Wasta, taming the elephant in the room to work for you

elephant-in-the-room

Most of the people who have settled in the region are familiar with the term ‘Wasta’.  Wasta literally translates to; a mean or instrument used to help an individual or a group reach a desired position, or attain something.  It can also mean to gain leverage or influence on an issue.  The ‘Wasta’ is most often an individual with the required connections or ability to influence a decision or decision maker.

So much has been said about the ‘Wasta’ phenomenon – privately, yet so little has been written about it.  The term has gained notoriety to some as it is usually associated with the attainment of unfair advantage to win something regardless of the merit or qualification of the party attaining the advantage.

Obviously, not anyone can have or become a ‘Wasta’.  The prerequisites one would need to have in order to qualify for a ‘Wasta’ are; be known as an individual who is trustworthy, reliable, has strong knowledge of the local community’s culture and be well-connected to people of influence.  With this in mind, ‘Wasta’ can be viewed in a more positive light by its advocates.  Its personal nature makes it a less-risky and ideal means of influence in a tight-knit and -to a good degree- reserved community.  A community that puts high regard on personal relationships and trust when taking decisions. These decisions can range from the selection of a spouse, decisions on employment and senior level appointments all the way to business relations.

Businesses can tap in to the power of ‘Wasta’ to help identify opportunities, promote their strengths and services directly to the right people and at the same time build valuable long term relationships.  One way to do this is to seek the right partner locally who can play the role of engaging opportunities and applying influence where needed on your behalf.

Another way that has become increasingly common and adopted mainly by a number of forward thinking multinationals is hiring and empowering the right local talent in strategic roles within the organisation.  Banks for example –local and multinational-have applied this strategy with much success.  This has helped banks demonstrate how committed they are to the local community and the government, build strong and long term relationships with local clients and even roll out products and services that are catered to the needs of their customers making them more relevant and versatile to change.

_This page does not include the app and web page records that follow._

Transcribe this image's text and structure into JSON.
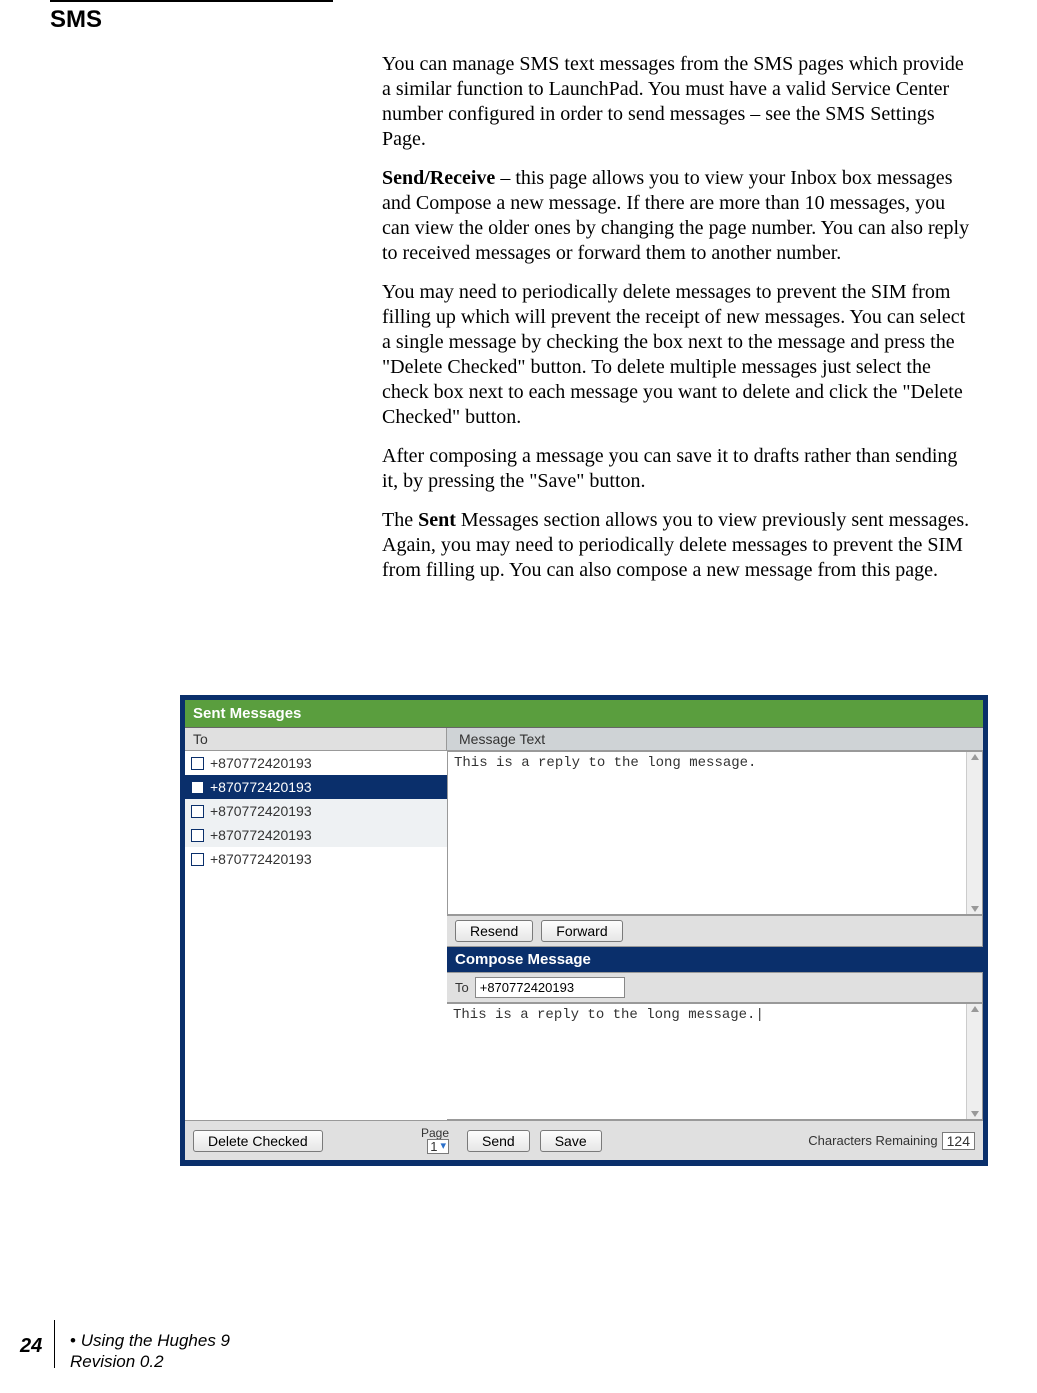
{
  "section_title": "SMS",
  "paragraphs": {
    "p1": "You can manage SMS text messages from the SMS pages which provide a similar function to LaunchPad. You must have a valid Service Center number configured in order to send messages – see the SMS Settings Page.",
    "p2_label": "Send/Receive",
    "p2_rest": " – this page allows you to view your Inbox box messages and Compose a new message. If there are more than 10 messages, you can view the older ones by changing the page number. You can also reply to received messages or forward them to another number.",
    "p3": "You may need to periodically delete messages to prevent the SIM from filling up which will prevent the receipt of new messages. You can select a single message by checking the box next to the message and press the \"Delete Checked\" button.  To delete multiple messages just select the check box next to each message you want to delete and click the \"Delete Checked\" button.",
    "p4": "After composing a message you can save it to drafts rather than sending it, by pressing the \"Save\" button.",
    "p5_pre": "The ",
    "p5_bold": "Sent",
    "p5_post": " Messages section allows you to view previously sent messages. Again, you may need to periodically delete messages to prevent the SIM from filling up.  You can also compose a new message from this page."
  },
  "screenshot": {
    "title": "Sent Messages",
    "col_to": "To",
    "col_msg": "Message Text",
    "rows": [
      {
        "num": "+870772420193"
      },
      {
        "num": "+870772420193"
      },
      {
        "num": "+870772420193"
      },
      {
        "num": "+870772420193"
      },
      {
        "num": "+870772420193"
      }
    ],
    "display_text": "This is a reply to the long message.",
    "resend": "Resend",
    "forward": "Forward",
    "compose_title": "Compose Message",
    "to_label": "To",
    "to_value": "+870772420193",
    "compose_text": "This is a reply to the long message.|",
    "delete_checked": "Delete Checked",
    "page_label": "Page",
    "page_value": "1",
    "send": "Send",
    "save": "Save",
    "chars_label": "Characters Remaining",
    "chars_value": "124"
  },
  "footer": {
    "page_number": "24",
    "line1": "Using the Hughes 9",
    "line2": "Revision 0.2"
  }
}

Rethinking Emiratisation Part 2: Innovation meets Emiratisation 

 

In part 1 of my post titled ‘Rethinking Emiratisation’, I called for the review and rethinking of not only the long-standing concept of ‘Emiratisation’ but also the approach towards it.